Those who come for the splash pad are also using the new playground that went in last year, which is a well-designed, modern space that offers lots of ways to play.

The previous Lexington Avenue park was taken out during the $23 million, multi-year overhaul of the water plant, which was dedicated in August 2017. The new park was put back in the same place, but is vastly improved in terms of both playability and aesthetics over the old one.

The park’s two playgrounds and walking path opened last year; officials had planned to have the splash pad open before school let out in 2018, but that obviously didn’t happen. Instead, the water features didn’t open until students were headed back to school in 2019.

Regardless of the delays, Danville now has a truly unique park that’s getting attention from beyond the borders of the city, even the state. Normally, water treatment plants are not destinations — but Danville’s is, and the addition of the splash pad features now make it a regional destination, not just a local one. The park is free and open to the public, and it uses water cleaned right there at the water plant.

Not many people actually realize water plants like Danville’s can be an economic driver for a community. Economic development projects often need huge quantities of water that automatically preclude most small cities from consideration. But Danville has a source of essentially unlimited water from Herrington Lake, and the upgraded water plant can provide 12 million gallons of clean, drinkable water every day.

Water plants are an essential cornerstone of modern life, but they’re also usually forgotten about by the average citizen, who doesn’t think about how radically different life would be without them.

The splash pad is a perfect way to connect community members with the water plant that serves them in an enjoyable way, which provides a very high level of recreational quality.

Even though the splash pad is open now, work at the site isn’t totally done. There are plans to further embed the park within the fabric of the larger community by adding educational signage about water quality and the water cycle, making it possible for school groups to take field trips and learn while having fun.

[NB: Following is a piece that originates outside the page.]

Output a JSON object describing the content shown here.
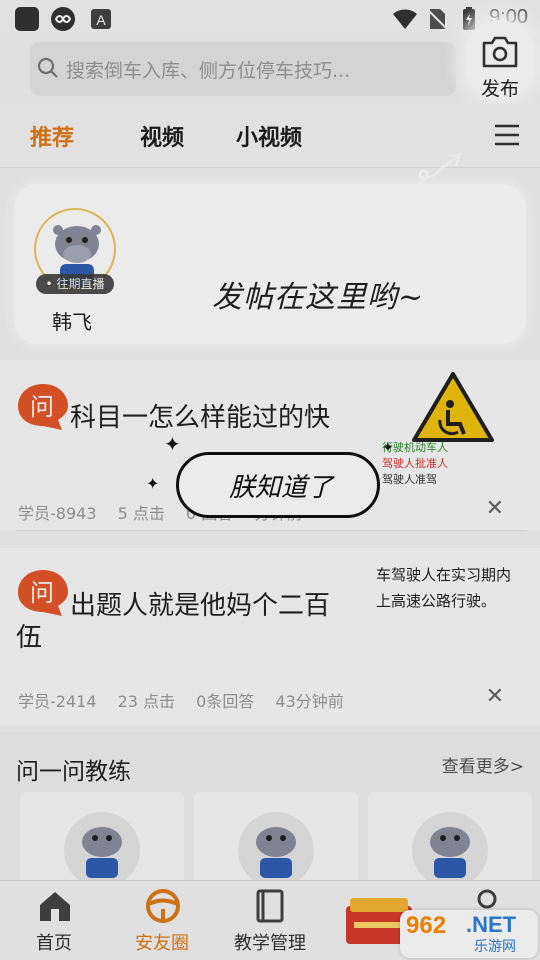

The water treatment plant and the Lexington Avenue park are both accomplishments Danville officials can hang their hats on with pride.